_EXERCISE OBJECTIVE_
Could you reproduce all of the records exactly?

**** DATA RECORDS ****

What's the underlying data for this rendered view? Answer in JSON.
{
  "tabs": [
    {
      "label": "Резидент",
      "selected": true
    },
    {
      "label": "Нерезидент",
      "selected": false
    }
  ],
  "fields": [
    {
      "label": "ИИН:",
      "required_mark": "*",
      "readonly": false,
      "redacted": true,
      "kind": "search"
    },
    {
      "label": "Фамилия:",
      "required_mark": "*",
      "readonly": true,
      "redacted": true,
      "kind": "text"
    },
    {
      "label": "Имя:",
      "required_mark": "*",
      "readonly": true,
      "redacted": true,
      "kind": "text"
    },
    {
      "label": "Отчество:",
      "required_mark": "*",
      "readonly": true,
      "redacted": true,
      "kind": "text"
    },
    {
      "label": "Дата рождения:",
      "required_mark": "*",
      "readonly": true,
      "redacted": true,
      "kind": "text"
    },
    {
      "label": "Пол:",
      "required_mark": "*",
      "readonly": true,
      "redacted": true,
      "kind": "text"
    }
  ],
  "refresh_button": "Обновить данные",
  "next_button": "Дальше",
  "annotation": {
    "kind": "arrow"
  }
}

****

_YOUR SOLUTION_
What's the underlying data for this rendered view? Answer in JSON.
{
  "tabs": [
    {
      "label": "Резидент",
      "selected": true
    },
    {
      "label": "Нерезидент",
      "selected": false
    }
  ],
  "fields": [
    {
      "label": "ИИН:",
      "required_mark": "*",
      "readonly": false,
      "redacted": true,
      "kind": "search"
    },
    {
      "label": "Фамилия:",
      "required_mark": "*",
      "readonly": true,
      "redacted": true,
      "kind": "text"
    },
    {
      "label": "Имя:",
      "required_mark": "*",
      "readonly": true,
      "redacted": true,
      "kind": "text"
    },
    {
      "label": "Отчество:",
      "required_mark": "*",
      "readonly": true,
      "redacted": true,
      "kind": "text"
    },
    {
      "label": "Дата рождения:",
      "required_mark": "*",
      "readonly": true,
      "redacted": true,
      "kind": "text"
    },
    {
      "label": "Пол:",
      "required_mark": "*",
      "readonly": true,
      "redacted": true,
      "kind": "text"
    }
  ],
  "refresh_button": "Обновить данные",
  "next_button": "Дальше",
  "annotation": {
    "kind": "arrow"
  }
}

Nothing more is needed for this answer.